Microsoft confirmed already last fall that also Dynamics CRM Online will eventually be migrated onto the same Online Services Delivery Platform as Office 365. In addition to being a natural fit with SharePoint and Exchange, CRM Online should also gain benefits into both its subscription management as well as authentication options as a result of this migration. However, there’s no official timeline or feature set communicated yet, so we’ll have to keep waiting possibly until Q4/2011, when the next update for Dynamics CRM has been scheduled to become available, as announced in the latest Statement of Direction document.
Ever since Dynamics CRM 2011 was launched with built-in SharePoint document library integration, there’s been a bit of anxiety on when this functionality could be leveraged with the cloud versions of CRM and SharePoint. Since BPOS was built on SharePoint 2007, it wasn’t possible to utilize the Microsoft Dynamics CRM 2011 List Component for Microsoft SharePoint Server 2010 in the Online environment. This meant that setting up a document management enabled trial environment with CRM Online required an on-premises SharePoint server, which wasn’t too convenient. Nor was it for any customer looking to go “all in” with their MS applications. Oh well, but now that Office 365 is available, that’s all a thing of the past, isn’t it?

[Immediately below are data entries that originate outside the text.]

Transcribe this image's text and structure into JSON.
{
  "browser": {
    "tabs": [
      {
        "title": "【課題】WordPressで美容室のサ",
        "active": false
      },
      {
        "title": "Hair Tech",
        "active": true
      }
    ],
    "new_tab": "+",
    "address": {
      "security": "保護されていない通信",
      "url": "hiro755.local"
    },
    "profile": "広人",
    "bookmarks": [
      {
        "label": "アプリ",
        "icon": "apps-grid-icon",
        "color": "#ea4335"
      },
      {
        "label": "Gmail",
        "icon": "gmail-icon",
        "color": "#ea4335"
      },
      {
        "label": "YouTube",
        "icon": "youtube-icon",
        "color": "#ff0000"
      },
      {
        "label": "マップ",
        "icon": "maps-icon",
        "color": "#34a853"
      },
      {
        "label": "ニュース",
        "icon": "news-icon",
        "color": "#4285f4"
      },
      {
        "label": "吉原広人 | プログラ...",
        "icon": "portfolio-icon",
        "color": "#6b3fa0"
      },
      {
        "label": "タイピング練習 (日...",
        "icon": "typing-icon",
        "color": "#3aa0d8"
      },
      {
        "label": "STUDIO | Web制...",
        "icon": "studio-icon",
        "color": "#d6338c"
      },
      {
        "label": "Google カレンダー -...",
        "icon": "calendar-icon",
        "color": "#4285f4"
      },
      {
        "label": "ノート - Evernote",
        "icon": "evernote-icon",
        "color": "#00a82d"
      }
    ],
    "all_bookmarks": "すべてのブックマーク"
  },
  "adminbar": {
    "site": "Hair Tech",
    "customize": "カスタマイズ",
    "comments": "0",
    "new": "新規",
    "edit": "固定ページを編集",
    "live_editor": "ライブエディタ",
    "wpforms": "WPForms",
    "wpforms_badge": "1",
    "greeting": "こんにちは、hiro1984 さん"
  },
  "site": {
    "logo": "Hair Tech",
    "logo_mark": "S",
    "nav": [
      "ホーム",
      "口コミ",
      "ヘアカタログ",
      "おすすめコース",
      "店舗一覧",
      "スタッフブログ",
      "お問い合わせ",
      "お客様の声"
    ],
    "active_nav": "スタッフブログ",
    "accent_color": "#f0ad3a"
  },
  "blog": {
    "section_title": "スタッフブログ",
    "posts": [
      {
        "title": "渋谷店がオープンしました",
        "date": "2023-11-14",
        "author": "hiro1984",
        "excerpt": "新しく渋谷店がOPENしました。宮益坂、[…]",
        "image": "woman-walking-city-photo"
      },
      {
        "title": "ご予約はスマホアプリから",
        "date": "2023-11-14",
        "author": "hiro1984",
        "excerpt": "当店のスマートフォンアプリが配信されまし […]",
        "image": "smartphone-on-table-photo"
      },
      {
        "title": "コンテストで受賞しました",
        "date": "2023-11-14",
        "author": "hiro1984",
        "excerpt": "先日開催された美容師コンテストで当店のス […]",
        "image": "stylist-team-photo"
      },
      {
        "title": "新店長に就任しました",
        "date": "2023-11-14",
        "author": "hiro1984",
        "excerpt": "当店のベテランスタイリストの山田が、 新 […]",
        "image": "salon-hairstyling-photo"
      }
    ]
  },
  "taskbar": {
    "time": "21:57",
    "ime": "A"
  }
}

Wrong! Despite of the better together marketing message surrounding Office 365 and CRM Online, there’s actually still no way to integrate the SharePoint document libraries with the CRM List Component. Sure, you can upload the solution file into a SharePoint Online site and publish it. What you cannot do in the Online version is to take care of the second part of the installation steps, which involves the AllowHtcExtn.ps1 PowerShell script,used for enabling .htc file extensions to be served from SharePoint.
Why is this important? Because without the .htc support, you can’t actually do anything with the document library. The folder creation can be configured and it flows through as it should when accessing the Documents menu for a new record, such as an account. However, after that you are presented with the following prompt:
“The action buttons are disabled because the SharePoint server that you are using does not allow HTC component files. To enable the buttons, contact your system administrator.” What this means is that the document library will be rendered nicely inside the CRM entity form, but you can’t upload any documents to it. Clicking on the buttons does nothing, as they’re all disabled.
How about on the SharePoint side of things then? We can see that the entity specific document libraries are created and also the corresponding folders for each record where the document location has been defined. We can also of course use the native SharePoint UI to upload documents into the library.
Then when you access the corresponding record through CRM, you can see that the document does appear in the library. But with all the controls disabled, you again cannot do anything with it, like open the document, for example. How nice…
How did we end up in this situation where the latest and greatest cloud offerings from Microsoft are not working together like they obviously were inteded to? That’s a very good question. The problem with Office 365 SharePoint Online limitations and their implications to Dynamics CRM document management functionality has been a known issue throughout the whole beta phase of Office 365. There are several threads on the Office 365 community forums regarding this. Yet the response from Microsoft has been that this cannot be resolved by GA (general availability) of Office 365 (as in “today”), but rather we’ll have to wait for the first service update, probably. Come on! How can 6 months not be enough to allow one .htc file to perform its work and provide the document integration between CRM and SharePoint? I find it extremely strange that the product management behind Office 365 has allowed such a flaw to be included in the initial release version.
Of course eventually this issue will be solved and we’ll be able to experience the full document management process flow with Microsoft’s cloud applications.